II. Vyas and Ganesha

Ganesha entered Vyas’ hermitage with great excitement. His eyes gazed around for some traces of Modak but the hermitage of one such as Vyas would not allow much hope for sweets.


Ganesha: I hear you need my help. What can I do for you?

Vyas: I have a story to narrate and I was wondering if you could help me pen it down. I have a whole set of latest Parker pens ready for you.

Ganesha: Oh sure! But I don’t need the pens to write. Do you see this broken tooth? Lord Parshuram said that one day you would address me to write something of massive importance and I should write it with this.

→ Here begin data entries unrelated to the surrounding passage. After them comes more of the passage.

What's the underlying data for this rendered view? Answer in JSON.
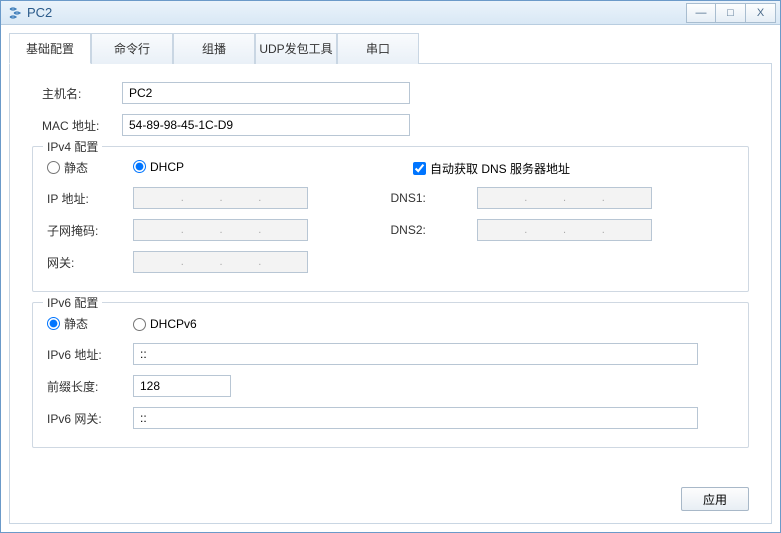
{
  "window": {
    "title": "PC2"
  },
  "tabs": [
    "基础配置",
    "命令行",
    "组播",
    "UDP发包工具",
    "串口"
  ],
  "active_tab": 0,
  "fields": {
    "hostname_label": "主机名:",
    "hostname_value": "PC2",
    "mac_label": "MAC 地址:",
    "mac_value": "54-89-98-45-1C-D9"
  },
  "ipv4": {
    "legend": "IPv4 配置",
    "static_label": "静态",
    "dhcp_label": "DHCP",
    "dhcp_selected": true,
    "auto_dns_label": "自动获取 DNS 服务器地址",
    "auto_dns_checked": true,
    "ip_label": "IP 地址:",
    "mask_label": "子网掩码:",
    "gw_label": "网关:",
    "dns1_label": "DNS1:",
    "dns2_label": "DNS2:"
  },
  "ipv6": {
    "legend": "IPv6 配置",
    "static_label": "静态",
    "dhcp_label": "DHCPv6",
    "static_selected": true,
    "addr_label": "IPv6 地址:",
    "addr_value": "::",
    "prefix_label": "前缀长度:",
    "prefix_value": "128",
    "gw_label": "IPv6 网关:",
    "gw_value": "::"
  },
  "apply_label": "应用"
}
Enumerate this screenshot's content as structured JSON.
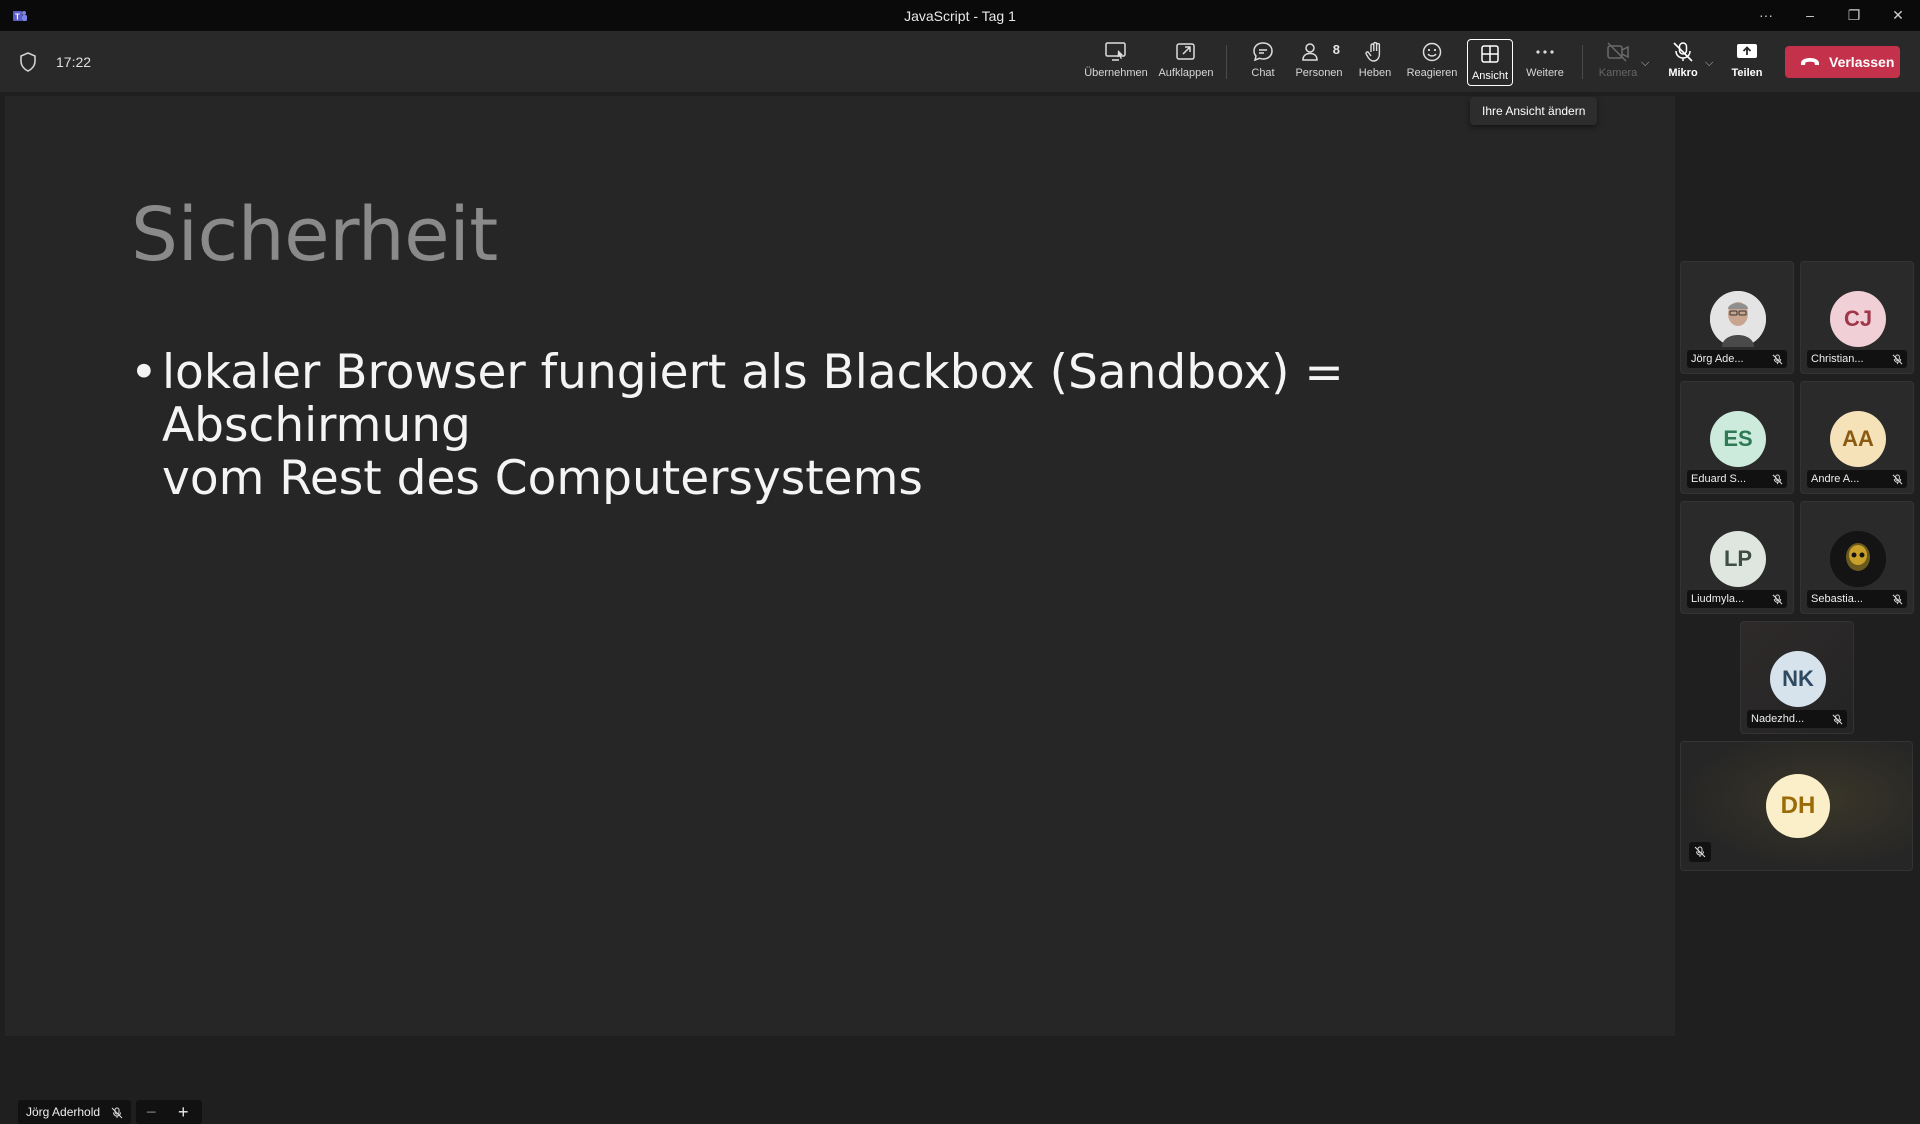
{
  "window": {
    "title": "JavaScript - Tag 1"
  },
  "toolbar": {
    "time": "17:22",
    "buttons": {
      "uebernehmen": "Übernehmen",
      "aufklappen": "Aufklappen",
      "chat": "Chat",
      "personen": "Personen",
      "personen_count": "8",
      "heben": "Heben",
      "reagieren": "Reagieren",
      "ansicht": "Ansicht",
      "weitere": "Weitere",
      "kamera": "Kamera",
      "mikro": "Mikro",
      "teilen": "Teilen",
      "verlassen": "Verlassen"
    },
    "tooltip": "Ihre Ansicht ändern",
    "colors": {
      "leave": "#c4314b"
    }
  },
  "slide": {
    "title": "Sicherheit",
    "bullet_line1": "lokaler Browser fungiert als Blackbox (Sandbox) = Abschirmung",
    "bullet_line2": "vom Rest des Computersystems"
  },
  "presenter": {
    "name": "Jörg Aderhold"
  },
  "participants": [
    {
      "name": "Jörg Ade...",
      "initials": "",
      "photo": true,
      "avatar_bg": "#dcdcdc",
      "avatar_fg": "#333333"
    },
    {
      "name": "Christian...",
      "initials": "CJ",
      "avatar_bg": "#f1cfd6",
      "avatar_fg": "#a0364a"
    },
    {
      "name": "Eduard S...",
      "initials": "ES",
      "avatar_bg": "#cdebdc",
      "avatar_fg": "#2e7a55"
    },
    {
      "name": "Andre A...",
      "initials": "AA",
      "avatar_bg": "#f6e2b8",
      "avatar_fg": "#8a5a12"
    },
    {
      "name": "Liudmyla...",
      "initials": "LP",
      "avatar_bg": "#dfe6df",
      "avatar_fg": "#3f4e44"
    },
    {
      "name": "Sebastia...",
      "initials": "",
      "photo": true,
      "avatar_bg": "#1a1a1a",
      "avatar_fg": "#c9a12a"
    },
    {
      "name": "Nadezhd...",
      "initials": "NK",
      "avatar_bg": "#d7e3ec",
      "avatar_fg": "#2f4a60"
    }
  ],
  "big_participant": {
    "initials": "DH",
    "avatar_bg": "#fbefc9",
    "avatar_fg": "#9a6b06"
  }
}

Vyas: Then I feel this is the best time you put this broken tooth to use. By the way, isn’t this broken tooth a result of his attack itself?

Ganesha: Yes. He broke it because he got angry when I stopped him from meeting my father as he was deep in meditation. Later, he felt bad and stated that this broken tooth will do something that this world will thank for eons.

Vyas: I am sure! The story that I wish to narrate is of this magnitude and the world will inherit wisdom from it till eternity. This is the story of my people, my sons and great-grandsons. It is long, it is vast and it has everything that bothers humanity.

Ganesha: OK! I will write it but on one condition. You will not take a pause while narrating this story. If you do, I will stop writing that moment itself. I don’t want that story of your family be hampered by your human prejudices.

Vyasa: I agree! But you promise me that you will not write anything unless it makes sense to you. It is pointless if it does not appeal to the divine.

Ganesha: I agree. Let’s begin!


Vyas began to narrate the story. This story was called Jaya, which means Victory. Later, it came to be known as the Great Story of India or The Great Indian Epic – Mahabharata.

I. Vyas and the Devas

The world had suffered a long terrible drought. It had taken its toll on millions and had rendered the Earth almost lifeless. The Indian mainland was dry, with scorching heat making it worse for life to exist. Even the 1894 drought of Champaner was nothing compared to this one.

Among the few who survived were the rishis, who, through their yogic powers had mastered the art of living for hundreds of years without food, water and even air. One such rishi was Krishna Dwaipayana. Krishna, because he was dark in complexion and Dwaipayana, because he was born on an island. He was one of the few rishis who had read and absorbed the Vedas completely.

When the drought ended and the world resurrected, he saw that the Vedas were almost alien to the modern civilization. So like a responsible citizen of Mankind, he undertook the task of re-writing and compiling the Vedas. It is only that hard work of his that inspires the writer of this blog. Anyway, this earned him the title of Ved Vyas (compiler of the Vedas).

After this exercise got over, Vyas breathed a sigh of relief. “I have finally compiled the centuries older ancient Vedic wisdom,” he thought. Then another thought passed his mind making him restless, “How would I make sure that this will be of some significance to posterity?” An idea flashed in his mind. He sought the help of the Devas, the gods who live in the sky.

The Deva summit descended on Earth and listened to Vyas’ concern.

Ved Vyas

Vyas: I want to narrate a story and I want someone to write it for me. This is a real story and it has all that the Vedas have to say. The future generations would gain Vedic wisdom from it. Years of continuous writing of the Vedas has exhausted me so I can’t write it myself. Can you help me find a writer?

Deva (anonymous): How about Ganesha? He too is yearning for some adventure these days. And since he is the son of Shiva and Shakti, his divinity is unquestionable. Why not seek divine intervention for a task so monumental and respectful?

Vyas: Supercool! Please help me and arrange a meeting with him.